*** DATA FOR THIS EXERCISE Section Begins ***
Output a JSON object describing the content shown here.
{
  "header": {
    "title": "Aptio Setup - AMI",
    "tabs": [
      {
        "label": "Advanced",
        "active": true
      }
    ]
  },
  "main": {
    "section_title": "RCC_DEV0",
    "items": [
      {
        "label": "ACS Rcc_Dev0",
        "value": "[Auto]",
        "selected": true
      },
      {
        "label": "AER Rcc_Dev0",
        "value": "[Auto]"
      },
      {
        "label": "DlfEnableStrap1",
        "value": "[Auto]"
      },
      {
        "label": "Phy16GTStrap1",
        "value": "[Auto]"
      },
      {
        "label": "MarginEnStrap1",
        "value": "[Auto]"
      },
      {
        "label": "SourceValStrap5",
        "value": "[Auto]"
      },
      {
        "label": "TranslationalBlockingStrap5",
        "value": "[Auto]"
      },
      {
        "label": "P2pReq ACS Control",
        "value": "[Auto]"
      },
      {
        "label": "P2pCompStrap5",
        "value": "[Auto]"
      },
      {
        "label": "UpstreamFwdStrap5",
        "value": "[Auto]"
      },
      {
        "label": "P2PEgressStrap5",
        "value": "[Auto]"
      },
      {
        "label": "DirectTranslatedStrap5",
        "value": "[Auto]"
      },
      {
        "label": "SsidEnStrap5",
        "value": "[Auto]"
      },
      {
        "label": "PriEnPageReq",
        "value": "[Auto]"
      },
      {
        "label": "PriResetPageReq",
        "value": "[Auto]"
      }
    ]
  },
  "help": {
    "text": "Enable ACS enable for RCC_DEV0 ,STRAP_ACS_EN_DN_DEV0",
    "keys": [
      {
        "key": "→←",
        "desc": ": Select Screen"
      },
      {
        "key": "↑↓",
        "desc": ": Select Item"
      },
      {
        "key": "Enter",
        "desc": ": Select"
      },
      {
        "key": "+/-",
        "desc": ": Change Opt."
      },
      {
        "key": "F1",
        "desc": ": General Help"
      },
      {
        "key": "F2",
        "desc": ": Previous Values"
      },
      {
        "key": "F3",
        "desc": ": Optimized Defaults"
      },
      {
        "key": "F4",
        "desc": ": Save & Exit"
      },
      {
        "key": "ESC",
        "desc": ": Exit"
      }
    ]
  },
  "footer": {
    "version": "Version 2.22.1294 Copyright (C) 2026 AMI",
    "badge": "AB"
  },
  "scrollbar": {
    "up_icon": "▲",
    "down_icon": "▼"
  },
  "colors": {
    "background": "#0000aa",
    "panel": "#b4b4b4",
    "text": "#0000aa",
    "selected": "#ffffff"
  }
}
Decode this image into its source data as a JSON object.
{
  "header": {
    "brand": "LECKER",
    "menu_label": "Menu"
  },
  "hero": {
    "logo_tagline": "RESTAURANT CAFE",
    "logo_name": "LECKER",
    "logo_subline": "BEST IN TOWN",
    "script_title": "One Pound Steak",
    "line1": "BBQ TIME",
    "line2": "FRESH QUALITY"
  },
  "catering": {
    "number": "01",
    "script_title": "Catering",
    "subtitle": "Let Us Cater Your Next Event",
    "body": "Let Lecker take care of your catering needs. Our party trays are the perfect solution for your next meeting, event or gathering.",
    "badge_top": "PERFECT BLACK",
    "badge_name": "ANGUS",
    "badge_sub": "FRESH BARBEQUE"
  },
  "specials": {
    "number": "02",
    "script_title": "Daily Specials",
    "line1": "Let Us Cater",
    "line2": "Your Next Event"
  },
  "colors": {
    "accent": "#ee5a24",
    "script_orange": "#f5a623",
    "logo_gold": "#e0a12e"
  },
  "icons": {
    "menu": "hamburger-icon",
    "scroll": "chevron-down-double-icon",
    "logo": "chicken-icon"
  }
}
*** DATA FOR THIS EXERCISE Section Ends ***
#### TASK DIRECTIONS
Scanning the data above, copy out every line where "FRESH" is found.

#### EXERCISE ANSWER
    "line2": "FRESH QUALITY"
    "badge_sub": "FRESH BARBEQUE"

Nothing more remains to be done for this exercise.